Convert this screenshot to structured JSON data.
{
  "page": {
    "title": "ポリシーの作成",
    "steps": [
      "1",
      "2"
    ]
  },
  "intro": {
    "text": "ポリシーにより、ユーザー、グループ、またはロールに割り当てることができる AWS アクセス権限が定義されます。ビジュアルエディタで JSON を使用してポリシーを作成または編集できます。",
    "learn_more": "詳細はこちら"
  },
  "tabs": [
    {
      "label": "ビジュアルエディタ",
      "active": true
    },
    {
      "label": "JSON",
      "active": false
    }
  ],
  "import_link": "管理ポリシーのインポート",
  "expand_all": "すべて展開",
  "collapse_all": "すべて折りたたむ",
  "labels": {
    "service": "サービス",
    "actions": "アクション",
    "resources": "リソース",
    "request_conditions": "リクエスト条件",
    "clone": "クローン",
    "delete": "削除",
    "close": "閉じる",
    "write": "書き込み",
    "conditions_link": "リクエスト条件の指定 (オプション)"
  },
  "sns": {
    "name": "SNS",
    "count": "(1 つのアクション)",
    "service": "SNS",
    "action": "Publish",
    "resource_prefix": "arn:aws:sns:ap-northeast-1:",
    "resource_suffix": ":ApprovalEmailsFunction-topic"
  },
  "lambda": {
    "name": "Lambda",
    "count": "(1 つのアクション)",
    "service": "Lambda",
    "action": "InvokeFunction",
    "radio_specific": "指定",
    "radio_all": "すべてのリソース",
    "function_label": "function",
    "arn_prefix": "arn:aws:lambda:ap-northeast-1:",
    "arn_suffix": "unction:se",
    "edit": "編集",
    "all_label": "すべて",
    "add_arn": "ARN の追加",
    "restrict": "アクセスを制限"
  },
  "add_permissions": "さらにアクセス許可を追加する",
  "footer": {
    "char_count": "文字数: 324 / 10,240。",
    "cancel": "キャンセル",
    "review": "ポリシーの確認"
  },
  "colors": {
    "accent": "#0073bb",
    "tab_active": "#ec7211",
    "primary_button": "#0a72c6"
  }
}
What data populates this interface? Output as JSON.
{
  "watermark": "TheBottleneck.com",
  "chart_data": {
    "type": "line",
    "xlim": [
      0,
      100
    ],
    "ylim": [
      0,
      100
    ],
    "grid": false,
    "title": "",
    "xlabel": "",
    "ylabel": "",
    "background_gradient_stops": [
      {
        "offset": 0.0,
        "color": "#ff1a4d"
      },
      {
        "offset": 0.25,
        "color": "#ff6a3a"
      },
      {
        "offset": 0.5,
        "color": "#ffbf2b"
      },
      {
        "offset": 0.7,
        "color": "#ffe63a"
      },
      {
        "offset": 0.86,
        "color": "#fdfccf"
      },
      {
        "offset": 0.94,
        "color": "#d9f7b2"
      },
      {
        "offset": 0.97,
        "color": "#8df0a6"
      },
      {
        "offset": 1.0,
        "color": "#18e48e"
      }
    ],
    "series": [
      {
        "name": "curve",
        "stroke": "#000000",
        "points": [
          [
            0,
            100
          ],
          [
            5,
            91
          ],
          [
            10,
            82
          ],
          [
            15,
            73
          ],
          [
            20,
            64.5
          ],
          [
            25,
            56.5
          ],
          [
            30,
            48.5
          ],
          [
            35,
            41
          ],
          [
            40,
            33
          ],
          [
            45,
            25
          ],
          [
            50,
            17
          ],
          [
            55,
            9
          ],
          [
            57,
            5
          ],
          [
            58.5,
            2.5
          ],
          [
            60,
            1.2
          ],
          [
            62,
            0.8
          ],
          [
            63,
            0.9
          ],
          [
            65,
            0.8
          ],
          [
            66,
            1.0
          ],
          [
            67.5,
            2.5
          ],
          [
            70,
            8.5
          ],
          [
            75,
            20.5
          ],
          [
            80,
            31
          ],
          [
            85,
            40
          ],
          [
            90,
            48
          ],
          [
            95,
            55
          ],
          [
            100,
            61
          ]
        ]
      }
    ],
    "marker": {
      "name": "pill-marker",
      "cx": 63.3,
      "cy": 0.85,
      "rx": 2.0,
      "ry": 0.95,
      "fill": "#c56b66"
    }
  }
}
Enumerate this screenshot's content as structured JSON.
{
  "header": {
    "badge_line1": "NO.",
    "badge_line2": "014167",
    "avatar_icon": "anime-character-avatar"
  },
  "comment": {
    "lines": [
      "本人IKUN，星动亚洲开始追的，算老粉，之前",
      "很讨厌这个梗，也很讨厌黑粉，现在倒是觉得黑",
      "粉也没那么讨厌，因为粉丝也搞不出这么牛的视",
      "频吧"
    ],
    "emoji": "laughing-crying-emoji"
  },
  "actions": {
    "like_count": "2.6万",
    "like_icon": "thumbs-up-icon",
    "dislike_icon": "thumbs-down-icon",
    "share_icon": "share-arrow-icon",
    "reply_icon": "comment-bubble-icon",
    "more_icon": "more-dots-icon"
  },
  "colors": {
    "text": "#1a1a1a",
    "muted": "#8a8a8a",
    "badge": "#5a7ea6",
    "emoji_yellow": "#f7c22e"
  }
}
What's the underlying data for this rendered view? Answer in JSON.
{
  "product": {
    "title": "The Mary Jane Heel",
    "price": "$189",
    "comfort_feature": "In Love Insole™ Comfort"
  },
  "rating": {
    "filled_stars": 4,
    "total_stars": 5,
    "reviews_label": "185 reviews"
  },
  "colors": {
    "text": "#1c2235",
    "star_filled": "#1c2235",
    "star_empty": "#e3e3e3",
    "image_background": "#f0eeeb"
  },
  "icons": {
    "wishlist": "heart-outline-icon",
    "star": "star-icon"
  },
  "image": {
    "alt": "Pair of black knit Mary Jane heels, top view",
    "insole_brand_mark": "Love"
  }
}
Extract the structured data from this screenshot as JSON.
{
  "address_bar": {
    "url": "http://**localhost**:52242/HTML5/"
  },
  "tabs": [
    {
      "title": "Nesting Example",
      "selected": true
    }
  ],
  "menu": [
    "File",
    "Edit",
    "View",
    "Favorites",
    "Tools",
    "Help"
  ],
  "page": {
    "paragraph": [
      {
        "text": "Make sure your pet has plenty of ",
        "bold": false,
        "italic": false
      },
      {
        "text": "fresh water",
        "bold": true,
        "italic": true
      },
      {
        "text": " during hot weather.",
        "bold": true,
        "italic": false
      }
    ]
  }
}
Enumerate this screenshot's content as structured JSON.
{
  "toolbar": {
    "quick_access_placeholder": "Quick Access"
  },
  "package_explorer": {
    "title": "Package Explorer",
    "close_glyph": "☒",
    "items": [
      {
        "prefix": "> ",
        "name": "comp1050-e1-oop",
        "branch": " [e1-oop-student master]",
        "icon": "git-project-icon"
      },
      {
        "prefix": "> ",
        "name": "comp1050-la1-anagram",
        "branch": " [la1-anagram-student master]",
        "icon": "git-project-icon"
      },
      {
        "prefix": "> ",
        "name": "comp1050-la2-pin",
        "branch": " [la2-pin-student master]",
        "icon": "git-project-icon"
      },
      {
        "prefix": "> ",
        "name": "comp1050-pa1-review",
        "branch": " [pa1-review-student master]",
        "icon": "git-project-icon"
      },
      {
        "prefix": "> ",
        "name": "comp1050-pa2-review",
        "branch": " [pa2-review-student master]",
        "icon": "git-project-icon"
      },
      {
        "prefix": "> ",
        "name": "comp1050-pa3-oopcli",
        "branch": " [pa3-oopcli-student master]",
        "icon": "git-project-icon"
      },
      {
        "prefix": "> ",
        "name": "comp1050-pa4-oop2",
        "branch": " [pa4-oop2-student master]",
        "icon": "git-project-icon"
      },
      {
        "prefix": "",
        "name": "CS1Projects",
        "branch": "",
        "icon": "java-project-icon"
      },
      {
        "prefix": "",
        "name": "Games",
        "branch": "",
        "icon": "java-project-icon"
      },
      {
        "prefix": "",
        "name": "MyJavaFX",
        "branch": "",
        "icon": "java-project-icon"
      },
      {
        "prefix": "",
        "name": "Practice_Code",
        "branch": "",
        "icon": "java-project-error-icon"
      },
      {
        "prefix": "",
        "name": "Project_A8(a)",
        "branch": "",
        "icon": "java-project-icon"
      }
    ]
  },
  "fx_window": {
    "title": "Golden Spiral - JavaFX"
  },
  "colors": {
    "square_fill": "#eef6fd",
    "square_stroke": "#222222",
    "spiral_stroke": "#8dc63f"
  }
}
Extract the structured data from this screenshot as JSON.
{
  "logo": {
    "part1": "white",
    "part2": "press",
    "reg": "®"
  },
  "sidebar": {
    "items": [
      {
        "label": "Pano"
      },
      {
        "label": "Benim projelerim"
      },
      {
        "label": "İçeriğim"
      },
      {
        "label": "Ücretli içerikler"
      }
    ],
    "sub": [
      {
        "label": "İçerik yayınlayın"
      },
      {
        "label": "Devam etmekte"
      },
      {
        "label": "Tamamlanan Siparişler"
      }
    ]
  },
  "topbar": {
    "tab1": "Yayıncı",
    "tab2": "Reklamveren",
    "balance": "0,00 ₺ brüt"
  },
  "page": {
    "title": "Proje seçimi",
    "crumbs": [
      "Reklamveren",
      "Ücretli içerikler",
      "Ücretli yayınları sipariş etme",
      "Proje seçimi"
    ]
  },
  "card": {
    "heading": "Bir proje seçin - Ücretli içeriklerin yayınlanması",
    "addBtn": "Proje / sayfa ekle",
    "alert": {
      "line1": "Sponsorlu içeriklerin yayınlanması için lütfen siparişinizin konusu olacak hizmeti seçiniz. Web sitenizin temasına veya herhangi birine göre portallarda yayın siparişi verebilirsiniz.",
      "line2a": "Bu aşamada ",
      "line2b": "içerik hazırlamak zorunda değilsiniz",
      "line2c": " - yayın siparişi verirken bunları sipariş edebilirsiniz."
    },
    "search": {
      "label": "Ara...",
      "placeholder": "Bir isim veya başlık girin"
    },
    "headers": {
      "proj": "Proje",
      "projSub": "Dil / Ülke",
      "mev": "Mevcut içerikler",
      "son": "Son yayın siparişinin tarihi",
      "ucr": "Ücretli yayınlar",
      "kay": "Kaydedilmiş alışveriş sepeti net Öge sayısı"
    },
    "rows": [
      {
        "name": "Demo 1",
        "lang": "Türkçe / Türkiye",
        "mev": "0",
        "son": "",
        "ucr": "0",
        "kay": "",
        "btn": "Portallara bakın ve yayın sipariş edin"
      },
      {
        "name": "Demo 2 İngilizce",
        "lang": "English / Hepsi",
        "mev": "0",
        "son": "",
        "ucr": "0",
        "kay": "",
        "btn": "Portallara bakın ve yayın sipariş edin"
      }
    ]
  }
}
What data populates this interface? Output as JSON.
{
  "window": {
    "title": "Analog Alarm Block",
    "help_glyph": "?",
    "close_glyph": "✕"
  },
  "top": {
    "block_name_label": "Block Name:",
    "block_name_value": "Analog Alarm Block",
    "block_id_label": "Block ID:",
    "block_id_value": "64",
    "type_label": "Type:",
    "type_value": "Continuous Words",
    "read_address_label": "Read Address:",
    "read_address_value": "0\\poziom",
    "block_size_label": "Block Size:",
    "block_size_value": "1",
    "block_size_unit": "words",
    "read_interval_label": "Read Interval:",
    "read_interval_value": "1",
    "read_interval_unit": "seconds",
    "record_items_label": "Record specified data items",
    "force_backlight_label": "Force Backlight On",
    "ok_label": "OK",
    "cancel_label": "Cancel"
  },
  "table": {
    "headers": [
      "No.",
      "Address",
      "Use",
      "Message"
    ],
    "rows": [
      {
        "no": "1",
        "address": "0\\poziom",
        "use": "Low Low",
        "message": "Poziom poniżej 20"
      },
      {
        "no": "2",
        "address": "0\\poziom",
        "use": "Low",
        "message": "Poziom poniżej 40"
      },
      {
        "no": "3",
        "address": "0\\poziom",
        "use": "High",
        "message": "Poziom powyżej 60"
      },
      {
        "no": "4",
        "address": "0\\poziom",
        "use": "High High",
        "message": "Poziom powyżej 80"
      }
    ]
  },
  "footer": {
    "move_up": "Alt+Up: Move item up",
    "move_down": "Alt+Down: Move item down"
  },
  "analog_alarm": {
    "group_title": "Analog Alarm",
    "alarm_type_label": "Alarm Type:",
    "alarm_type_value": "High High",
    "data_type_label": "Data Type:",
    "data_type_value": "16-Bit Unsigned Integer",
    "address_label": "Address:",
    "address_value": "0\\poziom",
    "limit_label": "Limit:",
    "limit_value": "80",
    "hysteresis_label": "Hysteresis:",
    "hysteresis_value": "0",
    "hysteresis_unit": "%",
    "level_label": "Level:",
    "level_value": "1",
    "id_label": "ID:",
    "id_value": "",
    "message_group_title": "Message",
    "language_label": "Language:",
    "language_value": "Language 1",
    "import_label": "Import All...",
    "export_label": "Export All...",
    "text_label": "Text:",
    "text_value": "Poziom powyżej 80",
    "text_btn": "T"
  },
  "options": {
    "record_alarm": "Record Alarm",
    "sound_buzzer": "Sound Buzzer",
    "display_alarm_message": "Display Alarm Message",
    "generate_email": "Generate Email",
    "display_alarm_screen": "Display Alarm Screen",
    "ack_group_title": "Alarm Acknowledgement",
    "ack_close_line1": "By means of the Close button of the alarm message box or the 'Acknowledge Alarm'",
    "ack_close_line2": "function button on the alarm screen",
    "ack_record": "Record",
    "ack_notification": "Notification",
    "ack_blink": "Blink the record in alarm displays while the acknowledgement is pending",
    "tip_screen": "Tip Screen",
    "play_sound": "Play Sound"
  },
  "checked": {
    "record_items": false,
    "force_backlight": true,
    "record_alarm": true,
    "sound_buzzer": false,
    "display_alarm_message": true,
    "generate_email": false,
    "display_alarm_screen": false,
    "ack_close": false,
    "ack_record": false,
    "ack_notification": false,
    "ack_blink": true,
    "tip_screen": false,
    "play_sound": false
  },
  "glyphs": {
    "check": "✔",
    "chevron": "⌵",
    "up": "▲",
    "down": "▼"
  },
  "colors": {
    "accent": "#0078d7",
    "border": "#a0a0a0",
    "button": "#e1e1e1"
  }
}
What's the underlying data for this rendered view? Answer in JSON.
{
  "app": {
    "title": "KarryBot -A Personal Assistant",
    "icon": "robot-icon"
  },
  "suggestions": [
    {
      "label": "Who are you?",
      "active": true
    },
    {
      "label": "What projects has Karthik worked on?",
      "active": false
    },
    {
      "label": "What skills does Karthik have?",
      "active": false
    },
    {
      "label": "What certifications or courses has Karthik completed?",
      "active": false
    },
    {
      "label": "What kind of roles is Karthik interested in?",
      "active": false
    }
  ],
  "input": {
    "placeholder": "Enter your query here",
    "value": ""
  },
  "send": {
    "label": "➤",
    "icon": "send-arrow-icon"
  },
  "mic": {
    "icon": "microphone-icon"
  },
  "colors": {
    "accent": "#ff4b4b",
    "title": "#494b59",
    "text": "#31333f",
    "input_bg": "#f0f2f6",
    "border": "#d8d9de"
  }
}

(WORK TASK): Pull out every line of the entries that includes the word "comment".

(WRITTEN ANSWER):
  "comment": {
    "reply_icon": "comment-bubble-icon",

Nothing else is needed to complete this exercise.